Official figures show gross domestic product, which is a broad measure of the health of the economy, expanded 0.4 percent in the three months to December, compared with a revised 0.8 percent in the previous quarter.
That is lower than most economists had expected.
"Growth in service industries was partly offset by weaker activity in primary industries also flowing through into manufacturing," Statistics NZ national accounts senior manager Gary Dunnet said.
"At an industry level, growth was a mixed bag, with only half of our 16 industries rising."
The services sector continued to grow, increasing 0.7 percent. That was led by computer system design, advertising, marketing and management services.
Construction activity remained strong, rising 1.8 percent in the quarter and 10.5 percent for the year. The annual rise was the highest since 2004.
Agriculture contracted 0.6 percent due to lower milk production.
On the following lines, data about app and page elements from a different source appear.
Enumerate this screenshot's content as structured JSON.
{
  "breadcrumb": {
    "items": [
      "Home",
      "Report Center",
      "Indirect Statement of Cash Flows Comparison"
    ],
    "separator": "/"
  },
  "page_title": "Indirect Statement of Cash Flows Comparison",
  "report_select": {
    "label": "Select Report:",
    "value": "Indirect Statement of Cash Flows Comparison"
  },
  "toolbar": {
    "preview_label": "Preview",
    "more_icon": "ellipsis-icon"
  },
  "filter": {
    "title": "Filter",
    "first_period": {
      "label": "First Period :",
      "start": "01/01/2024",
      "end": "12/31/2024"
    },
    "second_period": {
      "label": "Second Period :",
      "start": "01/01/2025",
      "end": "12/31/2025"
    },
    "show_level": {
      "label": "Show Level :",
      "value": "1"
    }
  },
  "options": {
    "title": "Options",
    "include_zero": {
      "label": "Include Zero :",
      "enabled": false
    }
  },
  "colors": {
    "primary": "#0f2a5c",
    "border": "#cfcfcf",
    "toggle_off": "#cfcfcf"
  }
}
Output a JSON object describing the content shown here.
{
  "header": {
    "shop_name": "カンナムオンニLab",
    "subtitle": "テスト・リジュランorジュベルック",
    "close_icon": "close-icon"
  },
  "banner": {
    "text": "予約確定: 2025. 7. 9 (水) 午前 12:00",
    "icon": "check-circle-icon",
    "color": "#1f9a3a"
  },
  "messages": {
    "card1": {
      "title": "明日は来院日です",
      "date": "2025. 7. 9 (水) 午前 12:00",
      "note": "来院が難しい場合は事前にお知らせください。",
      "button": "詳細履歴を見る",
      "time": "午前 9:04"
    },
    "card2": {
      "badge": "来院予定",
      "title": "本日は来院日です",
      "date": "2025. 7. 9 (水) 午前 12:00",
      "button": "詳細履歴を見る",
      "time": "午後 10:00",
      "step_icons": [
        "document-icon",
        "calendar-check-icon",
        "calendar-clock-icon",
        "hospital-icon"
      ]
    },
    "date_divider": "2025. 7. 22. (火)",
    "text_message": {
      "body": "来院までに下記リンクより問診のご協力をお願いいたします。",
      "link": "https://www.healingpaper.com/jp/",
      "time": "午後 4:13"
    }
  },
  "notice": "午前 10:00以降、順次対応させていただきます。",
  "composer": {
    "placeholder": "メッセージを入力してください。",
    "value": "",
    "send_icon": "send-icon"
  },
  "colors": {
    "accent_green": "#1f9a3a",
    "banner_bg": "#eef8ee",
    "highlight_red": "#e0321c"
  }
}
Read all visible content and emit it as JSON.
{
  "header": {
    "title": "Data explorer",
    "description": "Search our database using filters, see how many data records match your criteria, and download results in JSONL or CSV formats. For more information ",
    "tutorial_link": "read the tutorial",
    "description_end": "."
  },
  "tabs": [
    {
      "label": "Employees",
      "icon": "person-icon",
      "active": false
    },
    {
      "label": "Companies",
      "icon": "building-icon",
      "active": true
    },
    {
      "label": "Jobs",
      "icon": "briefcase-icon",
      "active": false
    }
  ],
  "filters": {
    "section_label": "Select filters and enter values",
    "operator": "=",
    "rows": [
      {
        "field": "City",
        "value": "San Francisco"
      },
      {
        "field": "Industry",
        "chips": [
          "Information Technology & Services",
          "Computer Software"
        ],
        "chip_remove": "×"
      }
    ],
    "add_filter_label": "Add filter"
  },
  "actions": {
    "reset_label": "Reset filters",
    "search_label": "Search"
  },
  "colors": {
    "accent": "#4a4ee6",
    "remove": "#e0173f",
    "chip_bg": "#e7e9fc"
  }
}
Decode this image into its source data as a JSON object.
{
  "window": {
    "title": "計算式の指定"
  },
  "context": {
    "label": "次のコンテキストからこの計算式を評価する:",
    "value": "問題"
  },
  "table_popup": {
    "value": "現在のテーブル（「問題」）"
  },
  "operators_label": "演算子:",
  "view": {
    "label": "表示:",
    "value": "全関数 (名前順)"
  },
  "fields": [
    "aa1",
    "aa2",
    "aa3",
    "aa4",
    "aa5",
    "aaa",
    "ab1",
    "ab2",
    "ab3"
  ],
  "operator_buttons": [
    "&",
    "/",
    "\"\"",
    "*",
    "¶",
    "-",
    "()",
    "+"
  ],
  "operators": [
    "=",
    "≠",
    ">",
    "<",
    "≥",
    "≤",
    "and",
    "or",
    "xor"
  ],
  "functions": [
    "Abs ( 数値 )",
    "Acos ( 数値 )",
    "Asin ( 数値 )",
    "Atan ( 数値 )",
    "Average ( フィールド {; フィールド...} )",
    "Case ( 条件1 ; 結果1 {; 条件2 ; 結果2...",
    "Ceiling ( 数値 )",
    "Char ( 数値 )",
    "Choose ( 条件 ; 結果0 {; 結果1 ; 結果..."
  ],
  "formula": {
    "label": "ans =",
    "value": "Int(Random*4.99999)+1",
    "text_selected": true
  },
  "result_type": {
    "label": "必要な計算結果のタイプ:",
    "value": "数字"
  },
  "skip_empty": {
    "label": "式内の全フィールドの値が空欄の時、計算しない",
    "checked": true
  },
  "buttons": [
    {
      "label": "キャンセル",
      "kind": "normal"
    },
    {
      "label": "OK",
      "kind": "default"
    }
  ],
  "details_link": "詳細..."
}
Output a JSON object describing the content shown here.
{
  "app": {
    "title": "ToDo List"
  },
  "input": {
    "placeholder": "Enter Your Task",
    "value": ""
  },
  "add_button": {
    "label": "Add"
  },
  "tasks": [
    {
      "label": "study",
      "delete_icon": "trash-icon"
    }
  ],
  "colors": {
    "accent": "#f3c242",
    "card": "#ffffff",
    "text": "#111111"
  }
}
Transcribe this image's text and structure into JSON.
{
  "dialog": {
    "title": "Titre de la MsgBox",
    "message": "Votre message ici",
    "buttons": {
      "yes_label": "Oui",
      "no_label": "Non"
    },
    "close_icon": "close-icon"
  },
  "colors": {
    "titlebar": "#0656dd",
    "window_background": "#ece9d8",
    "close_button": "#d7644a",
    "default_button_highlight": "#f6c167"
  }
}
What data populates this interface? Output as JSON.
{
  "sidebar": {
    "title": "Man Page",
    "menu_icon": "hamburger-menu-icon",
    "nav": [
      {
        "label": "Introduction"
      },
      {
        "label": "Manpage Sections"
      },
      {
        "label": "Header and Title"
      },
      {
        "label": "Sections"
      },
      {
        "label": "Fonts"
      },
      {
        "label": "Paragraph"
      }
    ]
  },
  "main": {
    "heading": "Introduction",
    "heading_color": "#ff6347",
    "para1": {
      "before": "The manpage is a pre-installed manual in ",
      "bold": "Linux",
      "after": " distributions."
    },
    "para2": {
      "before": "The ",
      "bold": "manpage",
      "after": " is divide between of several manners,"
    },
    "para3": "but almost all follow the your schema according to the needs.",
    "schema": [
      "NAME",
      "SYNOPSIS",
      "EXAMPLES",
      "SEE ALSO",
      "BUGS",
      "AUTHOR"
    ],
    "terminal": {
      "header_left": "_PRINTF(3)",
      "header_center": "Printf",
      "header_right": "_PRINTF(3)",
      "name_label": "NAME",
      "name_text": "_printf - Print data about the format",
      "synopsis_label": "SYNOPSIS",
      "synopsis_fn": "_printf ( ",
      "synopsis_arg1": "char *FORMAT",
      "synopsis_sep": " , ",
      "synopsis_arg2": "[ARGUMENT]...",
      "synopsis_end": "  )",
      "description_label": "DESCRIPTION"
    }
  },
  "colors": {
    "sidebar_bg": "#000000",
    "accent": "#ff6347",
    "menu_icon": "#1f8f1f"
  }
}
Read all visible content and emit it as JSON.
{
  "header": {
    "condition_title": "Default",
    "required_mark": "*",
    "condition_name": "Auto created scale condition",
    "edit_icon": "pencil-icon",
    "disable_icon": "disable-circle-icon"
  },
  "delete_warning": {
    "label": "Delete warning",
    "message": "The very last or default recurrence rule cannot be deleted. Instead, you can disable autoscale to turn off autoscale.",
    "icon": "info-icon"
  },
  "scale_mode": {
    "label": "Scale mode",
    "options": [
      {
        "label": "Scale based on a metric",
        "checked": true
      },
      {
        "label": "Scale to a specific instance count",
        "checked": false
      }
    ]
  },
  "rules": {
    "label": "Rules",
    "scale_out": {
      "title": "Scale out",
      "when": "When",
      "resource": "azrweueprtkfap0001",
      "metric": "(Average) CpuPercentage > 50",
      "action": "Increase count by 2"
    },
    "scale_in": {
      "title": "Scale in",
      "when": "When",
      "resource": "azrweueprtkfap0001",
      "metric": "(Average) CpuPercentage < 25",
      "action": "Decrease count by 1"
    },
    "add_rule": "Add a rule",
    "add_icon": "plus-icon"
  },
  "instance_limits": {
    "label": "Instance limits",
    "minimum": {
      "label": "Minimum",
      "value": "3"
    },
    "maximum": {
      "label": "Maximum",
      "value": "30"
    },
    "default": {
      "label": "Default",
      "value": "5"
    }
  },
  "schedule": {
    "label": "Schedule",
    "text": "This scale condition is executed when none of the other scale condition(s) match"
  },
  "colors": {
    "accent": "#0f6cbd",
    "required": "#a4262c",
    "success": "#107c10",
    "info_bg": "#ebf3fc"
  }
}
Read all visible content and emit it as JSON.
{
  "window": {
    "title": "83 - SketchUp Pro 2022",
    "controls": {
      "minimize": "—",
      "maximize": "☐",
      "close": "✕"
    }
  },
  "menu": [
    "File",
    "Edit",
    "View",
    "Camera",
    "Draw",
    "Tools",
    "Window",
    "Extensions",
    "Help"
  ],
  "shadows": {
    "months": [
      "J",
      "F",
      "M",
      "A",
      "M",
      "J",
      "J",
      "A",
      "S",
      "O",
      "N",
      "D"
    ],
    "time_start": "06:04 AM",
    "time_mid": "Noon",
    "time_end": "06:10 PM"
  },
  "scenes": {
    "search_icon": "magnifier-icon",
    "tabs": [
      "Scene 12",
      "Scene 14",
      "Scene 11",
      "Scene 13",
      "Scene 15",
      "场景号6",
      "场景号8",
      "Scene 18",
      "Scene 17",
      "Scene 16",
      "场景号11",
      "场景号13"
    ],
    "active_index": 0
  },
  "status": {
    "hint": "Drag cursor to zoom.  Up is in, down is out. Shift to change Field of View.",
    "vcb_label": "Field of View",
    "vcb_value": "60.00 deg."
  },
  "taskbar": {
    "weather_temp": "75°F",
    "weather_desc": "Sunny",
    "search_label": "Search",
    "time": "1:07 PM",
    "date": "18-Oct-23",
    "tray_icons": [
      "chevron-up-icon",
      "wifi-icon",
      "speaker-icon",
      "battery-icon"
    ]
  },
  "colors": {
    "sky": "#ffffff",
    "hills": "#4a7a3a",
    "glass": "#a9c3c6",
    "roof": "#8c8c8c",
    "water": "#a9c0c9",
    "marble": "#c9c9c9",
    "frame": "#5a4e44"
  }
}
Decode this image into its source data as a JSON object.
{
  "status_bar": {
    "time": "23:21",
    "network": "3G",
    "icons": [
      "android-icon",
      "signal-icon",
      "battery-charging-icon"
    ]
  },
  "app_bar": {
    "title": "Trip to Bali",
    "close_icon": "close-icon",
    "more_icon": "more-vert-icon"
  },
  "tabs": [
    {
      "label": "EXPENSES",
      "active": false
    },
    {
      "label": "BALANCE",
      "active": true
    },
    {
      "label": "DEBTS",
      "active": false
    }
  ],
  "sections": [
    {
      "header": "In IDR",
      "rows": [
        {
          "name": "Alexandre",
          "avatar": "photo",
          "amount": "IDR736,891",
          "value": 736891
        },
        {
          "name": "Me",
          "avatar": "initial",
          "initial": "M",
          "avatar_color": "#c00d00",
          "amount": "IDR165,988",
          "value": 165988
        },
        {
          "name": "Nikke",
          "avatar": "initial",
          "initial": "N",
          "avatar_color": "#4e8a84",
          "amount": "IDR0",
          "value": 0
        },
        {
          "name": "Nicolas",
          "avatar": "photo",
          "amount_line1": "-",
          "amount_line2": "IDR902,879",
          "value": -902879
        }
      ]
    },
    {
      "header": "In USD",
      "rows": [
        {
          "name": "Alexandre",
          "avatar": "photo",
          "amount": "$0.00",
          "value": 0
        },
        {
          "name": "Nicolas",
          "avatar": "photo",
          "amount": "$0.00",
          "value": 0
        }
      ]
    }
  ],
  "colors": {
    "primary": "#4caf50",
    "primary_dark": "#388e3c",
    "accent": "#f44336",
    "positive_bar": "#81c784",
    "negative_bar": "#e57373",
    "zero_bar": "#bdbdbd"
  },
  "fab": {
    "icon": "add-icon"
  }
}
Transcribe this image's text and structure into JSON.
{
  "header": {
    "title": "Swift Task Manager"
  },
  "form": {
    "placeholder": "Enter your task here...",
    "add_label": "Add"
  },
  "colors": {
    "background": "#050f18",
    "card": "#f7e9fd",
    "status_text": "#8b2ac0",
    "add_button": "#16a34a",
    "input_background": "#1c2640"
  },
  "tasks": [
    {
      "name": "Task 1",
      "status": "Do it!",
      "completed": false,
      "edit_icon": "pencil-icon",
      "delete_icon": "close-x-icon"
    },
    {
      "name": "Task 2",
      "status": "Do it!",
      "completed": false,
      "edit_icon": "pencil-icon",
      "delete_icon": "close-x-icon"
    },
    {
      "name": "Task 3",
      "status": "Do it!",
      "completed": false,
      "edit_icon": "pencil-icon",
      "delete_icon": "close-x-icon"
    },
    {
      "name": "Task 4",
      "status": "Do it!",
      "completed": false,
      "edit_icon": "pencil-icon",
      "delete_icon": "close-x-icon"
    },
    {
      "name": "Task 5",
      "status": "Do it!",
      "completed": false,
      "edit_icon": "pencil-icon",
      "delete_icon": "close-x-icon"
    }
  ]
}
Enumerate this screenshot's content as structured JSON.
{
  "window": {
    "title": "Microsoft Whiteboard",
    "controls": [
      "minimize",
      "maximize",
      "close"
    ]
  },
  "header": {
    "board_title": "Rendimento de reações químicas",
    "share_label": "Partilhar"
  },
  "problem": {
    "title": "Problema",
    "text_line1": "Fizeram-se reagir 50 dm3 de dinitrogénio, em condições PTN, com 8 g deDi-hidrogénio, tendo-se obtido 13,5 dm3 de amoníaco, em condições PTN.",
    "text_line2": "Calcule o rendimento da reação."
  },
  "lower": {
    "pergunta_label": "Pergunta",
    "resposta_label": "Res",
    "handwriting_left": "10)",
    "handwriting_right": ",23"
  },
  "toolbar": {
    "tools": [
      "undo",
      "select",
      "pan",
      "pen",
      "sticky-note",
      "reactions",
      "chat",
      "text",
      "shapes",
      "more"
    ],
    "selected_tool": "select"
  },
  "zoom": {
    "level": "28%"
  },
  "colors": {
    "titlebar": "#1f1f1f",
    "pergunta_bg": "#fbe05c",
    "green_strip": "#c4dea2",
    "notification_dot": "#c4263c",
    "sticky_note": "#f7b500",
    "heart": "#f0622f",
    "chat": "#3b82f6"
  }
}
This, along with falls in forestry and mining, were reflected in lower manufacturing activity and exports.
Manufacturing fell 1.6 percent, driven by a fall in food processing.
Exports declined 3.8 percent, while lower dairy production saw goods exports plunge 6 percent, its largest quarterly fall in 25 years.
The growth in household spending eased to 0.4 percent after two quarters of strong growth, though tourism spending remained robust.
GDP per capita declined 0.2 percent this quarter, following a 0.3 percent increase in the September quarter.
On an annual basis, average growth rose to 3.1 percent.
When comparing activity in the December quarter with the same period a year ago, the pace of growth fell to 2.7 percent.
The size of the economy stood at $256 billion.